- [Your goal]: Type out the data below in its entirety, exactly as given.
== Segment start ==
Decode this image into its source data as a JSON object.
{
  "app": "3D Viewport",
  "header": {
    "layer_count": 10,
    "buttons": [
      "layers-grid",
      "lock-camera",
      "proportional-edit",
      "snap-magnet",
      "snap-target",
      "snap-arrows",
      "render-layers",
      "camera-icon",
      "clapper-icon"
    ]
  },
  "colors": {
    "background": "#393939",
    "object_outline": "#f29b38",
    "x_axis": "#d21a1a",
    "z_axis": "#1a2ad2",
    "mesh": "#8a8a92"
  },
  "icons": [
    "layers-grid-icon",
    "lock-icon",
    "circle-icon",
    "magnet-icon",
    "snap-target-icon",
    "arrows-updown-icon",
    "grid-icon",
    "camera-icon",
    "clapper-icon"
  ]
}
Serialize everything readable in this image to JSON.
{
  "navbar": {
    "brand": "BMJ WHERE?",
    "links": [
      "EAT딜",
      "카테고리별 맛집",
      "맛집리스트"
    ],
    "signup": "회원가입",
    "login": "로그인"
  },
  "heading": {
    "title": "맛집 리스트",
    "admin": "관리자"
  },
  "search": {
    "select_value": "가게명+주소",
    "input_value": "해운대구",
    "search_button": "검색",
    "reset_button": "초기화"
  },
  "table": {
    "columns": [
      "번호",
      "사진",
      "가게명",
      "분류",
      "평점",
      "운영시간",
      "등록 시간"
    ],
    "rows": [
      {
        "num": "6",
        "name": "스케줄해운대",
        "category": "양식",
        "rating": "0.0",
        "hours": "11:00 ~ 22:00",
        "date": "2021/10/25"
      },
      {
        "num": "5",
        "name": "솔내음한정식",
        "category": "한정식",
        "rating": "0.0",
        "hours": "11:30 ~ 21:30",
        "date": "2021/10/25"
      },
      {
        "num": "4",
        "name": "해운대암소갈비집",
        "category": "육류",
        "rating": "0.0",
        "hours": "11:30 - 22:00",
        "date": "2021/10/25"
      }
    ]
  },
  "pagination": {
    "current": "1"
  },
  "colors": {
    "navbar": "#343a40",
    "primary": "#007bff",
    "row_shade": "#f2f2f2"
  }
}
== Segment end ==
- [Your response]:
Decode this image into its source data as a JSON object.
{
  "app": "3D Viewport",
  "header": {
    "layer_count": 10,
    "buttons": [
      "layers-grid",
      "lock-camera",
      "proportional-edit",
      "snap-magnet",
      "snap-target",
      "snap-arrows",
      "render-layers",
      "camera-icon",
      "clapper-icon"
    ]
  },
  "colors": {
    "background": "#393939",
    "object_outline": "#f29b38",
    "x_axis": "#d21a1a",
    "z_axis": "#1a2ad2",
    "mesh": "#8a8a92"
  },
  "icons": [
    "layers-grid-icon",
    "lock-icon",
    "circle-icon",
    "magnet-icon",
    "snap-target-icon",
    "arrows-updown-icon",
    "grid-icon",
    "camera-icon",
    "clapper-icon"
  ]
}
Serialize everything readable in this image to JSON.
{
  "navbar": {
    "brand": "BMJ WHERE?",
    "links": [
      "EAT딜",
      "카테고리별 맛집",
      "맛집리스트"
    ],
    "signup": "회원가입",
    "login": "로그인"
  },
  "heading": {
    "title": "맛집 리스트",
    "admin": "관리자"
  },
  "search": {
    "select_value": "가게명+주소",
    "input_value": "해운대구",
    "search_button": "검색",
    "reset_button": "초기화"
  },
  "table": {
    "columns": [
      "번호",
      "사진",
      "가게명",
      "분류",
      "평점",
      "운영시간",
      "등록 시간"
    ],
    "rows": [
      {
        "num": "6",
        "name": "스케줄해운대",
        "category": "양식",
        "rating": "0.0",
        "hours": "11:00 ~ 22:00",
        "date": "2021/10/25"
      },
      {
        "num": "5",
        "name": "솔내음한정식",
        "category": "한정식",
        "rating": "0.0",
        "hours": "11:30 ~ 21:30",
        "date": "2021/10/25"
      },
      {
        "num": "4",
        "name": "해운대암소갈비집",
        "category": "육류",
        "rating": "0.0",
        "hours": "11:30 - 22:00",
        "date": "2021/10/25"
      }
    ]
  },
  "pagination": {
    "current": "1"
  },
  "colors": {
    "navbar": "#343a40",
    "primary": "#007bff",
    "row_shade": "#f2f2f2"
  }
}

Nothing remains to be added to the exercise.